This is a summary, written by members of the CITF Secretariat, of
Hutchison SM, De-Jongh González O, Watts A, Oberle E, Gadermann A, Goldfarb DM, Oberlander TF, Lavoie PM, Mâsse LC. Anxiety symptoms, psychological distress, and optimism in school staff: Testing associations with stressors and coping during the second year of the COVID-19 pandemic. J Affect Disord Reports. 2023 Oct 6. doi: https://doi.org/10.1016/j.jadr.2023.100662.
The results and/or conclusions contained in the research do not necessarily reflect the views of all CITF members.
A CITF-funded study, published in the Journal of Affective Disorders Reports, found that school staff who felt they were at higher risk of getting COVID-19 reported higher anxiety symptoms. Female school staff who perceived they had a higher risk of getting COVID-19 experienced higher levels of psychological distress and had lower levels of optimism. This study was led by Drs. Pascal Lavoie and Louise C Mâsse (University of British Columbia).
- Female school staff overall reported higher levels of anxiety symptoms compared to male staff, although both groups reported similar levels of psychological distress and optimism.
- Both male and female school staff with poorer mental health outcomes (higher anxiety, higher psychological distress, and/or lower optimism) were more likely to: have a greater perceived risk of getting COVID-19, be younger, and/or have a lower education level.
- Among females who perceived they had a low familial risk of COVID-19, living with others reduced the negative effect of pandemic stressors on mental health outcomes as it was associated with lower anxiety symptoms and greater optimism.

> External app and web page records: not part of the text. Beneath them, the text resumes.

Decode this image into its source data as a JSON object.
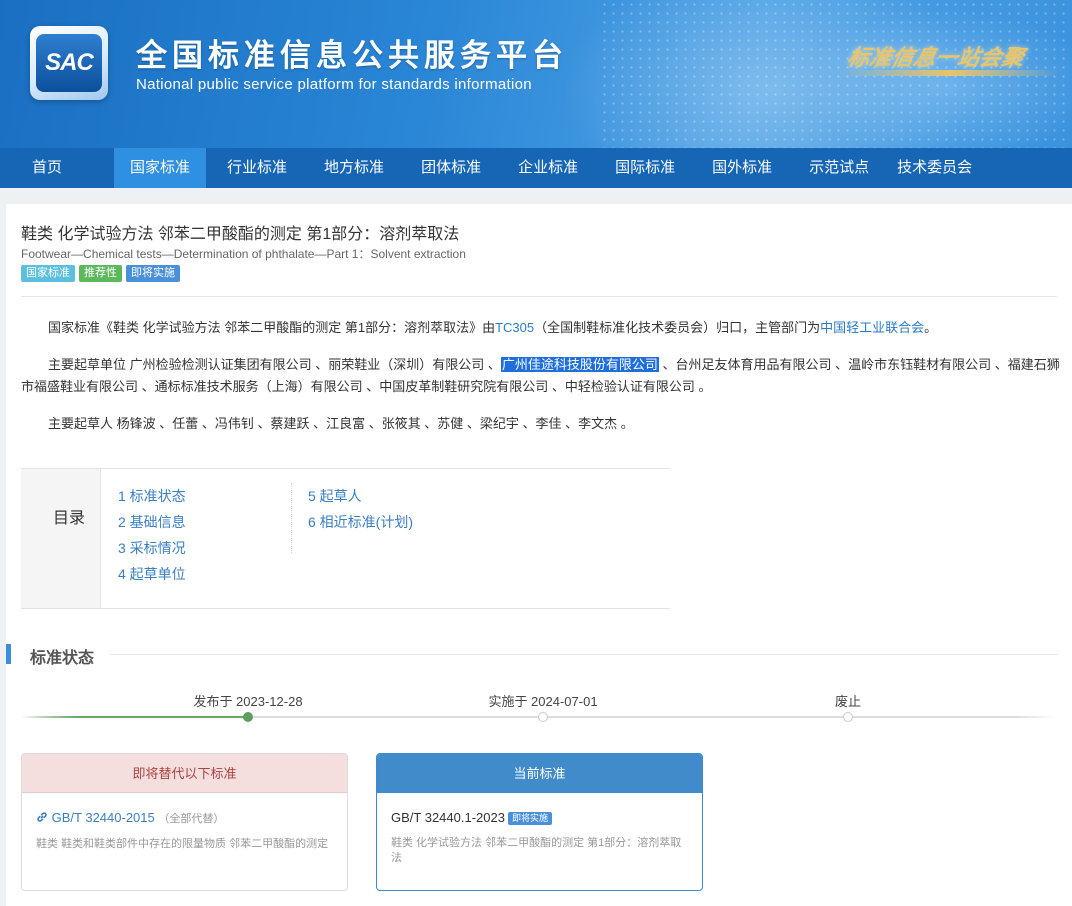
{
  "header": {
    "logo_text": "SAC",
    "title": "全国标准信息公共服务平台",
    "subtitle": "National public service platform  for standards information",
    "slogan": "标准信息一站会聚"
  },
  "nav": {
    "items": [
      {
        "label": "首页",
        "active": false
      },
      {
        "label": "国家标准",
        "active": true
      },
      {
        "label": "行业标准",
        "active": false
      },
      {
        "label": "地方标准",
        "active": false
      },
      {
        "label": "团体标准",
        "active": false
      },
      {
        "label": "企业标准",
        "active": false
      },
      {
        "label": "国际标准",
        "active": false
      },
      {
        "label": "国外标准",
        "active": false
      },
      {
        "label": "示范试点",
        "active": false
      },
      {
        "label": "技术委员会",
        "active": false
      }
    ]
  },
  "standard": {
    "title_cn": "鞋类 化学试验方法 邻苯二甲酸酯的测定 第1部分：溶剂萃取法",
    "title_en": "Footwear—Chemical tests—Determination of phthalate—Part 1：Solvent extraction",
    "tags": [
      "国家标准",
      "推荐性",
      "即将实施"
    ]
  },
  "intro": {
    "p1_prefix": "国家标准《鞋类 化学试验方法 邻苯二甲酸酯的测定 第1部分：溶剂萃取法》由",
    "p1_tc_link": "TC305",
    "p1_middle": "（全国制鞋标准化技术委员会）归口，主管部门为",
    "p1_dept_link": "中国轻工业联合会",
    "p1_suffix": "。",
    "p2_label": "主要起草单位",
    "p2_before": "广州检验检测认证集团有限公司 、丽荣鞋业（深圳）有限公司 、",
    "p2_highlight": "广州佳途科技股份有限公司",
    "p2_after": " 、台州足友体育用品有限公司 、温岭市东钰鞋材有限公司 、福建石狮市福盛鞋业有限公司 、通标标准技术服务（上海）有限公司 、中国皮革制鞋研究院有限公司 、中轻检验认证有限公司 。",
    "p3_label": "主要起草人",
    "p3_text": "杨锋波 、任蕾 、冯伟钊 、蔡建跃 、江良富 、张筱其 、苏健 、梁纪宇 、李佳 、李文杰 。"
  },
  "toc": {
    "label": "目录",
    "col1": [
      "1  标准状态",
      "2  基础信息",
      "3  采标情况",
      "4  起草单位"
    ],
    "col2": [
      "5  起草人",
      "6  相近标准(计划)"
    ]
  },
  "status_section": {
    "title": "标准状态",
    "timeline": [
      {
        "label": "发布于 2023-12-28",
        "done": true
      },
      {
        "label": "实施于 2024-07-01",
        "done": false
      },
      {
        "label": "废止",
        "done": false
      }
    ],
    "progress_fraction": 0.22
  },
  "replace_box": {
    "header": "即将替代以下标准",
    "chain_icon": "link-icon",
    "code": "GB/T 32440-2015",
    "note": "（全部代替）",
    "desc": "鞋类 鞋类和鞋类部件中存在的限量物质 邻苯二甲酸酯的测定"
  },
  "current_box": {
    "header": "当前标准",
    "code": "GB/T 32440.1-2023",
    "badge": "即将实施",
    "desc": "鞋类 化学试验方法 邻苯二甲酸酯的测定 第1部分：溶剂萃取法"
  },
  "colors": {
    "nav_bg": "#1766b5",
    "nav_active": "#2f8fe0",
    "link": "#2a7bc4",
    "highlight": "#1e6fdc",
    "timeline_done": "#5f9e5f"
  }
}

- Although female school staff with moderate or serious levels of psychological distress were more likely to report unhealthy behaviours, female staff whose coping responses included favorable health behaviours (being physically active and limiting unhealthy eating habits and alcohol intake) had lower anxiety and psychological distress. Overall, health behaviours did not influence associations between stressors and mental health.
This study highlights the critical impact of the COVID-19 pandemic on the mental health of school staff, with differences between males and females, and the need for ongoing proactive prevention and intervention strategies to address the well-being of school staff.
This study included 2,343 school staff (teachers, teacher librarians, resource teachers, student support workers, administrators, and youth and family workers among others) from the greater Vancouver area in British Columbia, Canada. The participants completed an online questionnaire between February 3 and June 18, 2021 as part of a longitudinal “Tracking COVID-19 for Safer Schools” study looking at the impact of COVID-19 on schools.